- WHAT YOU SHOULD DO -
The required output is every record, reproduced exactly.

Start of THE RECORDS

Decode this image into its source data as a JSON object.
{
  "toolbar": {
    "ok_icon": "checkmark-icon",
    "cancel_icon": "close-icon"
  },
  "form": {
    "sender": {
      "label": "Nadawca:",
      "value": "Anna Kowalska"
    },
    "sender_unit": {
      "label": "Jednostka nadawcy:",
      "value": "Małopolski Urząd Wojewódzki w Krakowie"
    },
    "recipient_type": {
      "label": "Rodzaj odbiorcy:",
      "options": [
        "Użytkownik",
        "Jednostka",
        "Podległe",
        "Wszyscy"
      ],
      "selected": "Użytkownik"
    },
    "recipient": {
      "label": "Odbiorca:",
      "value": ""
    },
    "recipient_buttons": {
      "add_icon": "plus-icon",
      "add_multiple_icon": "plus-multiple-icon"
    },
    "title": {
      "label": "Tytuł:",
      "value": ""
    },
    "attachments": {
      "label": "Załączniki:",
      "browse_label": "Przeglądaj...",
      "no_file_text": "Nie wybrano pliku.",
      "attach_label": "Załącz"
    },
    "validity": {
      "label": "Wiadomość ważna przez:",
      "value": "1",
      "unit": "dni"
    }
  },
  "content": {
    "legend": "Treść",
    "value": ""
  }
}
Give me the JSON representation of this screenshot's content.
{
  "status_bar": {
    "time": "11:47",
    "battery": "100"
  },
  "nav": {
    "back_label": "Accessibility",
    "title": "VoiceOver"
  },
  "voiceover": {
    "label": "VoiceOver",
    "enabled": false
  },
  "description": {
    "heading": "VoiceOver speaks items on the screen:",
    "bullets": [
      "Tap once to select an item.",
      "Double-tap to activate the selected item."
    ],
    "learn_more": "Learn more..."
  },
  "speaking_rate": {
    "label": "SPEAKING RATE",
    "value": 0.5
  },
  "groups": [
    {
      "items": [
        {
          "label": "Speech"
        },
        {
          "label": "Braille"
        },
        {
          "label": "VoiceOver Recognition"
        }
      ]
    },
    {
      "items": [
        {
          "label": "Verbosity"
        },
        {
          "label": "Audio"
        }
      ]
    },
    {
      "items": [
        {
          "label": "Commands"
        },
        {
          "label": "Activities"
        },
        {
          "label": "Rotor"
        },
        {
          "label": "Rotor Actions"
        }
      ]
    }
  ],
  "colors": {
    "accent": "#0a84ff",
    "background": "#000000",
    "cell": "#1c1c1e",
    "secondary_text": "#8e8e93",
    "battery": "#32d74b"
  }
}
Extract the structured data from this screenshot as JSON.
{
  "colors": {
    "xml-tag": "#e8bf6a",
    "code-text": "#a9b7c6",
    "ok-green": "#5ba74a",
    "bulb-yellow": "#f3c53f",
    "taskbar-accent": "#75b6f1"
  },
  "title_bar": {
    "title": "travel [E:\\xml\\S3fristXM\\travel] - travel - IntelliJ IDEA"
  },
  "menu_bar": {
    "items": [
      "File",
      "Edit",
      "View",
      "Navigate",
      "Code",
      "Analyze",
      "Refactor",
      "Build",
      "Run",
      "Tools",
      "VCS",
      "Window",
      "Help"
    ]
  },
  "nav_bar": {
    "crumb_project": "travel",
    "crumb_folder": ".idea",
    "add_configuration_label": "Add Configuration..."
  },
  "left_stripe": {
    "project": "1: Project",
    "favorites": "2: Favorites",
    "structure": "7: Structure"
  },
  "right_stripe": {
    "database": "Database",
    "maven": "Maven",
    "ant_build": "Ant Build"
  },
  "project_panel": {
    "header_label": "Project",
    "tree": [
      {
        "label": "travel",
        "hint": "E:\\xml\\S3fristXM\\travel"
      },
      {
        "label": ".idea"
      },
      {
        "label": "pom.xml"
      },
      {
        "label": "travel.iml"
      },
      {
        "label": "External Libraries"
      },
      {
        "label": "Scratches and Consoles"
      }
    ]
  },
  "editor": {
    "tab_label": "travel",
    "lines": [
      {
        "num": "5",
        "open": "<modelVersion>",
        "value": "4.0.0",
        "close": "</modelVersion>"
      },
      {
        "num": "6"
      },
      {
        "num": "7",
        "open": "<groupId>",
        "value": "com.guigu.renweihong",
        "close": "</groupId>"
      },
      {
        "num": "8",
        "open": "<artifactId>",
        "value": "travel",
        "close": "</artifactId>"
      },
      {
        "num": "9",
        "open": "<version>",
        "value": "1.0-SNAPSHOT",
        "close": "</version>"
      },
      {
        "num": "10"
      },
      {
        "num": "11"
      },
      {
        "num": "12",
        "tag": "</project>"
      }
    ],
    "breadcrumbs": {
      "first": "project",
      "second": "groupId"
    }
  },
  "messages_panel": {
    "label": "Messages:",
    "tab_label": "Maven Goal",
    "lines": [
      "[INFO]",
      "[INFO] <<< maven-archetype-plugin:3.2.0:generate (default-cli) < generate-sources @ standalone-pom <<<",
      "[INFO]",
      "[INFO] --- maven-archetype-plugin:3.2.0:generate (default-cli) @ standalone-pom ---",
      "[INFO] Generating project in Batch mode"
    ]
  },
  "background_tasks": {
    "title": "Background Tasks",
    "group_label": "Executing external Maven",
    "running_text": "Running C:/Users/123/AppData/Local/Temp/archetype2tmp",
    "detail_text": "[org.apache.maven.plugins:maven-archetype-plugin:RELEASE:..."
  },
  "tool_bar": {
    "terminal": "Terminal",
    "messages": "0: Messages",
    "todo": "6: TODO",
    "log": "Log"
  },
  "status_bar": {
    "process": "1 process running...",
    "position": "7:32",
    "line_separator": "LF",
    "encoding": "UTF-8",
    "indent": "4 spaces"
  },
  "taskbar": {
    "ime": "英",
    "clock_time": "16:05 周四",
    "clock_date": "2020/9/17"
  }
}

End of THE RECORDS

- THE ANSWER -
Decode this image into its source data as a JSON object.
{
  "toolbar": {
    "ok_icon": "checkmark-icon",
    "cancel_icon": "close-icon"
  },
  "form": {
    "sender": {
      "label": "Nadawca:",
      "value": "Anna Kowalska"
    },
    "sender_unit": {
      "label": "Jednostka nadawcy:",
      "value": "Małopolski Urząd Wojewódzki w Krakowie"
    },
    "recipient_type": {
      "label": "Rodzaj odbiorcy:",
      "options": [
        "Użytkownik",
        "Jednostka",
        "Podległe",
        "Wszyscy"
      ],
      "selected": "Użytkownik"
    },
    "recipient": {
      "label": "Odbiorca:",
      "value": ""
    },
    "recipient_buttons": {
      "add_icon": "plus-icon",
      "add_multiple_icon": "plus-multiple-icon"
    },
    "title": {
      "label": "Tytuł:",
      "value": ""
    },
    "attachments": {
      "label": "Załączniki:",
      "browse_label": "Przeglądaj...",
      "no_file_text": "Nie wybrano pliku.",
      "attach_label": "Załącz"
    },
    "validity": {
      "label": "Wiadomość ważna przez:",
      "value": "1",
      "unit": "dni"
    }
  },
  "content": {
    "legend": "Treść",
    "value": ""
  }
}
Give me the JSON representation of this screenshot's content.
{
  "status_bar": {
    "time": "11:47",
    "battery": "100"
  },
  "nav": {
    "back_label": "Accessibility",
    "title": "VoiceOver"
  },
  "voiceover": {
    "label": "VoiceOver",
    "enabled": false
  },
  "description": {
    "heading": "VoiceOver speaks items on the screen:",
    "bullets": [
      "Tap once to select an item.",
      "Double-tap to activate the selected item."
    ],
    "learn_more": "Learn more..."
  },
  "speaking_rate": {
    "label": "SPEAKING RATE",
    "value": 0.5
  },
  "groups": [
    {
      "items": [
        {
          "label": "Speech"
        },
        {
          "label": "Braille"
        },
        {
          "label": "VoiceOver Recognition"
        }
      ]
    },
    {
      "items": [
        {
          "label": "Verbosity"
        },
        {
          "label": "Audio"
        }
      ]
    },
    {
      "items": [
        {
          "label": "Commands"
        },
        {
          "label": "Activities"
        },
        {
          "label": "Rotor"
        },
        {
          "label": "Rotor Actions"
        }
      ]
    }
  ],
  "colors": {
    "accent": "#0a84ff",
    "background": "#000000",
    "cell": "#1c1c1e",
    "secondary_text": "#8e8e93",
    "battery": "#32d74b"
  }
}
Extract the structured data from this screenshot as JSON.
{
  "colors": {
    "xml-tag": "#e8bf6a",
    "code-text": "#a9b7c6",
    "ok-green": "#5ba74a",
    "bulb-yellow": "#f3c53f",
    "taskbar-accent": "#75b6f1"
  },
  "title_bar": {
    "title": "travel [E:\\xml\\S3fristXM\\travel] - travel - IntelliJ IDEA"
  },
  "menu_bar": {
    "items": [
      "File",
      "Edit",
      "View",
      "Navigate",
      "Code",
      "Analyze",
      "Refactor",
      "Build",
      "Run",
      "Tools",
      "VCS",
      "Window",
      "Help"
    ]
  },
  "nav_bar": {
    "crumb_project": "travel",
    "crumb_folder": ".idea",
    "add_configuration_label": "Add Configuration..."
  },
  "left_stripe": {
    "project": "1: Project",
    "favorites": "2: Favorites",
    "structure": "7: Structure"
  },
  "right_stripe": {
    "database": "Database",
    "maven": "Maven",
    "ant_build": "Ant Build"
  },
  "project_panel": {
    "header_label": "Project",
    "tree": [
      {
        "label": "travel",
        "hint": "E:\\xml\\S3fristXM\\travel"
      },
      {
        "label": ".idea"
      },
      {
        "label": "pom.xml"
      },
      {
        "label": "travel.iml"
      },
      {
        "label": "External Libraries"
      },
      {
        "label": "Scratches and Consoles"
      }
    ]
  },
  "editor": {
    "tab_label": "travel",
    "lines": [
      {
        "num": "5",
        "open": "<modelVersion>",
        "value": "4.0.0",
        "close": "</modelVersion>"
      },
      {
        "num": "6"
      },
      {
        "num": "7",
        "open": "<groupId>",
        "value": "com.guigu.renweihong",
        "close": "</groupId>"
      },
      {
        "num": "8",
        "open": "<artifactId>",
        "value": "travel",
        "close": "</artifactId>"
      },
      {
        "num": "9",
        "open": "<version>",
        "value": "1.0-SNAPSHOT",
        "close": "</version>"
      },
      {
        "num": "10"
      },
      {
        "num": "11"
      },
      {
        "num": "12",
        "tag": "</project>"
      }
    ],
    "breadcrumbs": {
      "first": "project",
      "second": "groupId"
    }
  },
  "messages_panel": {
    "label": "Messages:",
    "tab_label": "Maven Goal",
    "lines": [
      "[INFO]",
      "[INFO] <<< maven-archetype-plugin:3.2.0:generate (default-cli) < generate-sources @ standalone-pom <<<",
      "[INFO]",
      "[INFO] --- maven-archetype-plugin:3.2.0:generate (default-cli) @ standalone-pom ---",
      "[INFO] Generating project in Batch mode"
    ]
  },
  "background_tasks": {
    "title": "Background Tasks",
    "group_label": "Executing external Maven",
    "running_text": "Running C:/Users/123/AppData/Local/Temp/archetype2tmp",
    "detail_text": "[org.apache.maven.plugins:maven-archetype-plugin:RELEASE:..."
  },
  "tool_bar": {
    "terminal": "Terminal",
    "messages": "0: Messages",
    "todo": "6: TODO",
    "log": "Log"
  },
  "status_bar": {
    "process": "1 process running...",
    "position": "7:32",
    "line_separator": "LF",
    "encoding": "UTF-8",
    "indent": "4 spaces"
  },
  "taskbar": {
    "ime": "英",
    "clock_time": "16:05 周四",
    "clock_date": "2020/9/17"
  }
}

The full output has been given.